__Entries from a dataset of interfaces__:

Segment Open

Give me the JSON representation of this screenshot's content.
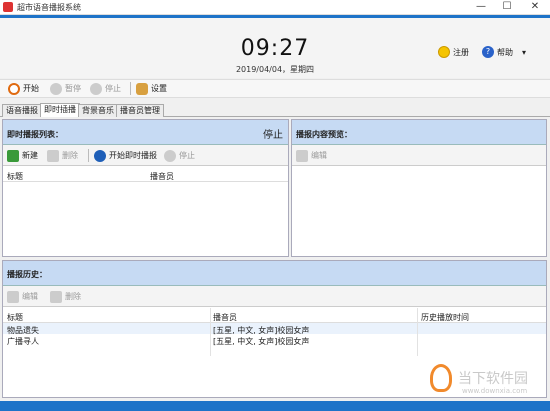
{
  "window": {
    "title": "超市语音播报系统",
    "min": "—",
    "max": "☐",
    "close": "✕"
  },
  "header": {
    "time": "09:27",
    "date": "2019/04/04，星期四",
    "register_label": "注册",
    "help_label": "帮助",
    "dropdown": "▾"
  },
  "toolbar": {
    "start_label": "开始",
    "pause_label": "暂停",
    "stop_label": "停止",
    "settings_label": "设置"
  },
  "tabs": [
    "语音播报",
    "即时插播",
    "背景音乐",
    "播音员管理"
  ],
  "list_panel": {
    "title": "即时播报列表：",
    "status": "停止",
    "new_label": "新建",
    "delete_label": "删除",
    "start_now_label": "开始即时播报",
    "stop_label": "停止",
    "col_title": "标题",
    "col_announcer": "播音员"
  },
  "preview_panel": {
    "title": "播报内容预览：",
    "edit_label": "编辑"
  },
  "history_panel": {
    "title": "播报历史：",
    "edit_label": "编辑",
    "delete_label": "删除",
    "columns": [
      "标题",
      "播音员",
      "历史播放时间"
    ],
    "rows": [
      {
        "title": "物品遗失",
        "announcer": "[五星, 中文, 女声]校园女声",
        "time": ""
      },
      {
        "title": "广播寻人",
        "announcer": "[五星, 中文, 女声]校园女声",
        "time": ""
      }
    ]
  },
  "watermark": {
    "text": "当下软件园",
    "url": "www.downxia.com"
  },
  "colors": {
    "accent": "#1e73c8",
    "panel_header": "#c6daf3"
  }
}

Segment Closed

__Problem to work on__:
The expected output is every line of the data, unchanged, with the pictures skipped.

__Task output__:
Give me the JSON representation of this screenshot's content.
{
  "window": {
    "title": "超市语音播报系统",
    "min": "—",
    "max": "☐",
    "close": "✕"
  },
  "header": {
    "time": "09:27",
    "date": "2019/04/04，星期四",
    "register_label": "注册",
    "help_label": "帮助",
    "dropdown": "▾"
  },
  "toolbar": {
    "start_label": "开始",
    "pause_label": "暂停",
    "stop_label": "停止",
    "settings_label": "设置"
  },
  "tabs": [
    "语音播报",
    "即时插播",
    "背景音乐",
    "播音员管理"
  ],
  "list_panel": {
    "title": "即时播报列表：",
    "status": "停止",
    "new_label": "新建",
    "delete_label": "删除",
    "start_now_label": "开始即时播报",
    "stop_label": "停止",
    "col_title": "标题",
    "col_announcer": "播音员"
  },
  "preview_panel": {
    "title": "播报内容预览：",
    "edit_label": "编辑"
  },
  "history_panel": {
    "title": "播报历史：",
    "edit_label": "编辑",
    "delete_label": "删除",
    "columns": [
      "标题",
      "播音员",
      "历史播放时间"
    ],
    "rows": [
      {
        "title": "物品遗失",
        "announcer": "[五星, 中文, 女声]校园女声",
        "time": ""
      },
      {
        "title": "广播寻人",
        "announcer": "[五星, 中文, 女声]校园女声",
        "time": ""
      }
    ]
  },
  "watermark": {
    "text": "当下软件园",
    "url": "www.downxia.com"
  },
  "colors": {
    "accent": "#1e73c8",
    "panel_header": "#c6daf3"
  }
}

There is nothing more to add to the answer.